D’Eon probably had even more on all kinds of people because he was allowed to live, and even received a pension from the king, but he had to remain in exile in England, and only ever wear women’s clothing. (Told you. Strange, strange….) He’d done that before, for espionage and pleasure, but whether he wanted a life sentence is hard to know.
Despite the pictures, this was not a delicate man. He was a war hero and a brilliant fencer, on record as the best in Europe. There’s a famous picture of him engaged in a fencing match with the Chevalier de Saint-Georges, the supposed best in Europe. This took place in 1787 when D’Eon was sixty.
This is froma webpage about Saint-Georges, who was interesting in his own right.
". . . the most spectacular event of this visit was a contest that took place at Carlton House on 9 April 1787 in the course of which St-George took on not only the Prince of Wales, the future George IV, but also a personality who had become a legend in his lifetime – the Chevalier, or rather at that time the Chevalière, d’Eon. The painter Robineau has captured this unusual combat in a canvas showing

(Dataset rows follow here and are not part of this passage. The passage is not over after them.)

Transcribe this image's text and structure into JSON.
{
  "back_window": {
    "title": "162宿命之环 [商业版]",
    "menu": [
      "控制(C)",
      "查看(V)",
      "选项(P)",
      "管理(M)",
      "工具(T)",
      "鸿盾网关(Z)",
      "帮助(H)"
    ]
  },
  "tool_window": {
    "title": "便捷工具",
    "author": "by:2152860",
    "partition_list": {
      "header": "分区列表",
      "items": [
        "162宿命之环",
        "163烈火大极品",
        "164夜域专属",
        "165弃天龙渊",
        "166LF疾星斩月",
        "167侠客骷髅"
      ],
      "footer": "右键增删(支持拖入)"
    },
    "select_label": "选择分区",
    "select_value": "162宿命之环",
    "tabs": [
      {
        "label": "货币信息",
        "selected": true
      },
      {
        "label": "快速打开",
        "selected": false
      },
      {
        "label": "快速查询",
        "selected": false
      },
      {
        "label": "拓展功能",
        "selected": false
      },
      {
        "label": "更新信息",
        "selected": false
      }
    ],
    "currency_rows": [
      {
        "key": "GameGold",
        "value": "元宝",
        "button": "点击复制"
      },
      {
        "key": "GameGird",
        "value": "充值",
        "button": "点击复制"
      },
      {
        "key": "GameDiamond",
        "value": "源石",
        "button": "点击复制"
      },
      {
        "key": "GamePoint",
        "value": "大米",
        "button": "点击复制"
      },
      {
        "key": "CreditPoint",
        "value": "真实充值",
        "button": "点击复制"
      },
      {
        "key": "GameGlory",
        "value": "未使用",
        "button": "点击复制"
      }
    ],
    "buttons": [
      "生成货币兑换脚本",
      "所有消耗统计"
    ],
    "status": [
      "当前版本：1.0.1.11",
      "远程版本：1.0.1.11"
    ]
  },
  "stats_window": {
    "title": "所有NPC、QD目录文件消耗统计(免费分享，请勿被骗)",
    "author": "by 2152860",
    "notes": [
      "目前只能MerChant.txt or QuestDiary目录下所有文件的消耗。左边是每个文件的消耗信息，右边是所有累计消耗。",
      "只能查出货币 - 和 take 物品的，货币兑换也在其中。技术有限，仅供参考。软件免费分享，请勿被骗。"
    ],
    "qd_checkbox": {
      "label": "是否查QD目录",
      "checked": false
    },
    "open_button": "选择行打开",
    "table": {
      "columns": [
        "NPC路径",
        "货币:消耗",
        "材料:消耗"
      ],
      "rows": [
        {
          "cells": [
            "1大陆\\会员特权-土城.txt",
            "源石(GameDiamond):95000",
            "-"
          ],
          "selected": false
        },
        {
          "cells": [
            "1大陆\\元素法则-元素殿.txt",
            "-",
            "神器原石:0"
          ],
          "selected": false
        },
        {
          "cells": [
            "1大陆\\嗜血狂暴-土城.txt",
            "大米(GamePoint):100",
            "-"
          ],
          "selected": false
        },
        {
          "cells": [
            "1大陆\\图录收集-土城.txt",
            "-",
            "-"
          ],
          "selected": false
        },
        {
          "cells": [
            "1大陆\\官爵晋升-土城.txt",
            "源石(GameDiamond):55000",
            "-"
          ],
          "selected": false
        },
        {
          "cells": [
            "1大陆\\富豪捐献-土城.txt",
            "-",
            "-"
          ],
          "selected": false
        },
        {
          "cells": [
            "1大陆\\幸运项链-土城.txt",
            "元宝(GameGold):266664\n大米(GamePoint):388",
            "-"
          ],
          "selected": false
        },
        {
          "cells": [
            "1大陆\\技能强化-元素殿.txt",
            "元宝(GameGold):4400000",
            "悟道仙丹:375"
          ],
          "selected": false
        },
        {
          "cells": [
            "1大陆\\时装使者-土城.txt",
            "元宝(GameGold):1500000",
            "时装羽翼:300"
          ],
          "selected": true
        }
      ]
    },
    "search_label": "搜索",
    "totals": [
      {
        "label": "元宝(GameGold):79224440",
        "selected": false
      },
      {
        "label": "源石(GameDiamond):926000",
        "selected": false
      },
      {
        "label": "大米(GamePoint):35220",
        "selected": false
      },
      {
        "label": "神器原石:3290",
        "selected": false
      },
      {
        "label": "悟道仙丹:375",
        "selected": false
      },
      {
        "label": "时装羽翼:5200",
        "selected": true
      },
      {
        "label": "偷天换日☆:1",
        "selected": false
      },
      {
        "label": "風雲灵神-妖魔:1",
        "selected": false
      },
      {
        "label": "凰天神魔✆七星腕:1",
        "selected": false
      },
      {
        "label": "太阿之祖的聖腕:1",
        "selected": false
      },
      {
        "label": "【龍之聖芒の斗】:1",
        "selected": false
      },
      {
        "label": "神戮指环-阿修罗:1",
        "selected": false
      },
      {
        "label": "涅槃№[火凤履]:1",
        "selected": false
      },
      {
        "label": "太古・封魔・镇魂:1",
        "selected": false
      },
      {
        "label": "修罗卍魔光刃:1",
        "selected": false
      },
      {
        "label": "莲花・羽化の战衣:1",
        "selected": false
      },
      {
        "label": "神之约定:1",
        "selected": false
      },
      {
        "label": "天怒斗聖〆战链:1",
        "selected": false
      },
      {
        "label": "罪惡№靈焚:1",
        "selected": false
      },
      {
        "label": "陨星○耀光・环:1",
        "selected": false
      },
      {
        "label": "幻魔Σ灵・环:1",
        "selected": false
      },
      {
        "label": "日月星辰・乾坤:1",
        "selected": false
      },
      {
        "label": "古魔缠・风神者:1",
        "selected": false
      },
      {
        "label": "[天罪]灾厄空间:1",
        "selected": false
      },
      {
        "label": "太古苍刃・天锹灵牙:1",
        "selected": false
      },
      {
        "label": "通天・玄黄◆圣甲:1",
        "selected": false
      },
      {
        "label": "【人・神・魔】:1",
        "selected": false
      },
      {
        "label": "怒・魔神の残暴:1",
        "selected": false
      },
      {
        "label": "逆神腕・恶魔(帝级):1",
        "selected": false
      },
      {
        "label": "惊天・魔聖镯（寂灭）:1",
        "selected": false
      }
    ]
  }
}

St-George crossing swords with a lady of a certain age, in skirts and a lace bonnet, whose posture is entirely masculine and who bears the cross of St. Louis on her left breast. The bout ended with the victory of “Miss” d’Eon, but she “was modest enough to believe that M. de St-Georges had been kind to her.” However, he candidly stated that it had taken all his skill to try to parry the thrusts of his adversary. . ."
Yup, he won, at sixty, and in skirts.
There was endless speculation about whether he was a woman in disguise or a man in disguise. It’s possible he was a hermaphrodite.
Official web site in Japanese. Lovely pictures.
Here’s the English one.
You can watch a trailer of the Anime series on You Tube.
Amazing, isn’t it. And an the moment I’m reading up on Mrs. Cornelys, who was inhabiting London at the same time, though he hasn’t entered the picture. Casanova has, however, and what he got up to with her son (no, nothing like THAT, but still very odd.) As I say, history is far wilder than fiction dares to be.
I usually try to toss out some seed questions, but this I leave to you. Give me your thoughts, reactions, speculations, explanations. This time, one randomly picked poster will get a copy of Devilish.
Thanks to everyone on my list who inspired this.